The hero is a giant

The heroic aspect of clannumen among the Baltic slaves got its plastic representation in the colossal dimensions of certain statues. Vyncke (1969) cites some gods identified as war god or warrior god, such as Gerovit, Pripegala, Sventovit, Tjarnaglofi and Rugevit. The latter is said to have stood 3 metres tall. But Sventovit took the crown with more than 7 metres in height.

The bringing down of the statue of Sventovit in Arkona in 1169, King Valdemar and Bishop Absalon, Laurits Tuxen.

A connection between the heroic quality of the god and the giant size in his representation is established here. Hero and giant are classified in the Semantic Colour Space under the same code white-on-blue or Yellow-6 (bright yellow). Keywords attached to this meaning within the same code include: angel, crown, excellence, holy, knight, star, supernatural, white horse. Because of his great size, the deity is granted supernatural powers that enable him to defeat the enemy.

Looking at the dimensional meaning of big, colossal can refer to powers and forces in the height dimension of semantic space. That which is higher than humans is perceived as dominating. It is then a compelling force operating from above (psychologically on top).

I. Michiels, red.

The lighting of up and down

One of the main differences between up and down in the world is the predominant direction of light. While not necessarily directly overhead, the sun’s rays generally come from above rather than below. This fact opens an important way in which we, and many other animals, can recognise solid three-dimensional objects. It works in reverse.

Public domain work of NASA

The photograph of moon craters is printed upside down. If your eye (well, to be more precise, your brain) works the same way as mine, you will see the craters as hills.

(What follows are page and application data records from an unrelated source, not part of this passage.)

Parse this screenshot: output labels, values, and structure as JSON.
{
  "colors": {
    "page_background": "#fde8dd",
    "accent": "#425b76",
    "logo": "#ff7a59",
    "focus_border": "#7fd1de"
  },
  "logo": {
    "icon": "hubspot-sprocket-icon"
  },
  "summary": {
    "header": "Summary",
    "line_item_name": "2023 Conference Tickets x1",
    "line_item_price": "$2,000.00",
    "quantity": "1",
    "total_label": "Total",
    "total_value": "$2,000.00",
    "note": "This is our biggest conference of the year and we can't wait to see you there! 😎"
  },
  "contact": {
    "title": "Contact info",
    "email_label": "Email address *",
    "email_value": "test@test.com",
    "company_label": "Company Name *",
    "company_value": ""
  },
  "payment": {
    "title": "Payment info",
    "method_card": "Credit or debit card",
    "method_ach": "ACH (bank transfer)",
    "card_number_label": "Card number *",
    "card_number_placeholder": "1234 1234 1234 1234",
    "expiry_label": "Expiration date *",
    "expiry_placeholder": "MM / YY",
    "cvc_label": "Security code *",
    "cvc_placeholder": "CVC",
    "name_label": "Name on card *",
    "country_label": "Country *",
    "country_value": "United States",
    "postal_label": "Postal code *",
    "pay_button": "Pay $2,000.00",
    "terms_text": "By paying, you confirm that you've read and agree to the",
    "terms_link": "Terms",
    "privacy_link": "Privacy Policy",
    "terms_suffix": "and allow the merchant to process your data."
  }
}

Public domain work of NASA

Turn the book upside down, so that the light appears to come from another direction, and the hills wil turn into craters that they truly are.

(Dawkins, 2004)

Up and down in the story of evolution

(About the primaeval worm, our ancestor of 590 million years ago.) Why is there a dorsal side and a ventral side? The argument is similar (as with the fore and aft asymmetry), and the one applies to starfish just as much as to worms. Gravity being what it is, there are lots of inevitable differences between up and down. Down is where the sea bottom is, down is where the friction is, up is where the sunlight comes from, up is the direction from which things fall on you. It is unlikely that dangers will threaten equally from below and above, and in any case those dangers are likely to be qualitatively different. So our primitive worm should have a specialised upper or ‘dorsal’ side and a specialised ‘ventral’ or lower side, rather than simply not caring which side faces the sea bottom and which side faces the sky. (Dawkins, 2004),

Verticality in product labels and shelves as a metaphorical cue to quality

This study investigates how subtle visual cues related to the design of a product’s package (i.e., label position) and the context (i.e., shelf orientation) influence consumer evaluation and behavioral intention. Extending research on metaphorical cues, Study 1 shows that consumers perceive a product as more powerful when the label on the package is placed in a higher (vs. lower) vertical position. Extending the focus from package design to the display context of packages, Study 2 shows that consumer perception of a product’s power is similarly enhanced when the package is placed on a shelf that is vertically (vs. horizontally) orientated. Across both studies effects of enhanced power perception extend to positively influence product quality inferences and behavioral intentions. These findings add to current knowledge on metaphorical cues in package design and the package’s presentation context and offer insights into the underlying mechanism.

(Machiels & Orth, 2017)